Monday, January 30, 2017


These are dark and troubling days with glimmers of hope, sometimes dashed with sudden downpours. If I hadn't spent the better part of the last four years learning to live again after the cascading tragedies, I would be more panicked, more at wits end. One thing grief has taught me: it's sad, but not the end of the world.

So, I have been taking refuge, again, in words -- if not mine, those of poets who draw images with words. This gem came from today. I owe them a debt of gratitude for these gifts in my inbox.

Wishing all beings peace and patience and compassion.

May we all be well.


Michael Klein
Truth went through a leaky funnel starting in late 1963
that blade-lit afternoon Gary Orrin laughed at Kennedy’s murder
bleeding through the static of P.S. 41’s cheap PA. There’s Greenwich            
a drowsy dandelion—I called it once—and there
are the heartsick monitors of afternoons. 
My mother is late to pick me up, again. She’s almost better,
but will never find a way to manage the cure. Outside American family        
nothing happens for years until OJ’s glove: interspersed with some              
sloppy American truth. If I didn’t know everything I already know
I could count on the dog while she rifles through her morning bowl
in the next room. Poor Ruby.
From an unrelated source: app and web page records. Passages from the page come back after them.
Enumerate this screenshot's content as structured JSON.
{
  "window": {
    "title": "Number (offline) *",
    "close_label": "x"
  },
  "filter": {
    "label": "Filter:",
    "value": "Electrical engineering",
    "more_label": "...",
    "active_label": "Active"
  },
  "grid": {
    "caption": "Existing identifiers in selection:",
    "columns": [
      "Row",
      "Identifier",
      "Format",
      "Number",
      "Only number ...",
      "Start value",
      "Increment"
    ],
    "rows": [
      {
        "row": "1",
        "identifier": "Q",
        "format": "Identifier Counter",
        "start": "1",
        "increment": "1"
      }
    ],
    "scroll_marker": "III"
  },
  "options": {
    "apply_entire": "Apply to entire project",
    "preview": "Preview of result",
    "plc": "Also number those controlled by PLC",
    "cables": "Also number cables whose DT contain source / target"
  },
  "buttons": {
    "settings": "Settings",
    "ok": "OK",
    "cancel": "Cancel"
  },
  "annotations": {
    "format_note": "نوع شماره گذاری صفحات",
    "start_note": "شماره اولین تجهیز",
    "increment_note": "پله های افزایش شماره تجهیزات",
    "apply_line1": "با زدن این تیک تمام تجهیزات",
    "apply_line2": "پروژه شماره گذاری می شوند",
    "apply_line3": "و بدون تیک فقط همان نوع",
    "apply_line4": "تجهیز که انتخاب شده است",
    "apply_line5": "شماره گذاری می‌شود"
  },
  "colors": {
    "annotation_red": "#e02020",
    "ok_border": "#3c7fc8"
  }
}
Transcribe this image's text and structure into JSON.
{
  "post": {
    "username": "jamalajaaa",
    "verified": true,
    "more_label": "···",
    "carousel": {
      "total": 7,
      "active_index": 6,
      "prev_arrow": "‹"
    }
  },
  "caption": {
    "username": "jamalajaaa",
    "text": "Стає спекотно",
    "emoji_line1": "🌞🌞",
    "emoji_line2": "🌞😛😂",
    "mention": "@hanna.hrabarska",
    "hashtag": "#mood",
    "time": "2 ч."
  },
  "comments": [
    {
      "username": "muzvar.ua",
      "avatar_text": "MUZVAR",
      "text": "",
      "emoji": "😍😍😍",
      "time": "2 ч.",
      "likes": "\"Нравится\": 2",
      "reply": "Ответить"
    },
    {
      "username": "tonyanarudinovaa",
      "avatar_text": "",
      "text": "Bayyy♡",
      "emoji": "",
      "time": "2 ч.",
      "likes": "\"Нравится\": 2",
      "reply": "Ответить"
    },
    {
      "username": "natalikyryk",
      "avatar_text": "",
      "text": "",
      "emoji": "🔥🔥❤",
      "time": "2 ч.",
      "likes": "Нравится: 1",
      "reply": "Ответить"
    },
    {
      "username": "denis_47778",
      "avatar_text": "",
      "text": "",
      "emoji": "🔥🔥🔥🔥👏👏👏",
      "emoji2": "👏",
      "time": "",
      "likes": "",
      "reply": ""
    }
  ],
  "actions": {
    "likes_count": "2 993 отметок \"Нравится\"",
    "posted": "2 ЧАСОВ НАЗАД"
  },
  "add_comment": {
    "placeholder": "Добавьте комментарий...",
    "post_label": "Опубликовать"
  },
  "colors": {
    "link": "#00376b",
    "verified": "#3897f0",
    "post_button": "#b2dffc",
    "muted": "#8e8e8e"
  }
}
She knows more than I do.
She is eating the world to save it.

Thursday, January 19, 2017

Poetry Thursday

The Thing Is
to love life, to love it even
when you have no stomach for it
and everything you've held dear
crumbles like burnt paper in your hands,
your throat filled with the silt of it.
When grief sits with you, its tropical heat
thickening the air, heavy as water
more fit for gills than lungs;
when grief weights you like your own flesh
only more of it, an obesity of grief,
you think, How can a body withstand this?
Then you hold life like a face
between your palms, a plain face,
no charming smile, no violet eyes,
and you say, yes, I will take you
I will love you, again.
--Ellen Bass

Wednesday, January 18, 2017

Olympia - searching for Ent Wives

Ever since I read Tolkien, I have been searching for the Ent Wives.
These are some candidates I met in Olympia.

Tuesday, January 17, 2017

Olympia - fascination with ice

Even though I got brain freeze walking around without my hat on the first day, I still stopped to admire the designs the ice made.  Here are a few examples...

Thursday, January 12, 2017

Poetry Thursday

Oyster shells covered in snow.  Art installation (minus snow) at Longhouse at Evergreen State College.

Eating the Bones

The women in my family
strip the succulent
flesh from broiled chicken,
scrape the drumstick clean;
bite off the cartilage chew the gristle, 
crush the porous swellings
at the ends of each slender baton.
With strong molars
they split the tibia, sucking out
the dense marrow. 
They use up love, they swallow 
every dark grain,
so at the end there’s nothing left,
a scant pile of splinters
on the empty white plate.

Tuesday, January 10, 2017

photolog - Olympia part 2

The day after we got back to Washington, we drove back to Seattle to pick up one of Veronica's friends.  They have been life savers, so I was trying to do all I could to repay them for their generosity of time and their care for my niece. 

This view of Mt Rainier was a bright silver lining.

And then I went for a walk and ran into some natives... I loved seeing them in their winter coats!  They were not afraid at all.

This guy was looking right at me until I snapped the picture.  Apparently he was not ready for his close up.
 I don't know if this is meant to be art or functional, but I liked it just the same. I had to try to imagine a time when it would be warm enough to sit outside.  I couldn't, really.

Did I mention that when I went out one day without a hat, I experienced brain freeze without drinking something cold.

I have been in cold weather before -- colder than this -- and never felt this before.  Perhaps I never went out without the hat?
 This series begins my fascination with the flora.

Not surprisingly, these are called snow berries.
 This is not a great picture of the lichen growing on the leaf-less trees.  I could not stop noting the way these trees were dressed.  Unfortunately, I failed utterly at capturing the beauty, the intricacy, the symbiosis.
 So much beauty in these sycamores.  It might be cruel to prune them back like this, but it makes for stunning views.  I cannot control the light when I take these pics... rather, I should say that I don't know how to control the light.  But the way the light changes here certainly made for lovely photos.

 This began my obsession with the ice ... I will have to save the rest for another post. 

And I have more trees, but they will have to wait for another post as well... 

Secret paths and/or paths to nowhere...

 Trunk magic

Someone forgot to tell the robins that it was winter and they should fly south ... I am told they hang out all winter ... hmmm... now my when is spring indicator is broken.

I got to see the moon rise several afternoons ... just lovely!

Monday, January 09, 2017

photolog - Las Vegas

We decamped for Las Vegas for the holidays -- it was my idea, but that was before I realized how hard it would be to travel with someone who had just had surgery.  But holidays are for being with the family, right?

Besides, who wouldn't want to make this happen?

There were some walks.

There were dogs.

And there was family.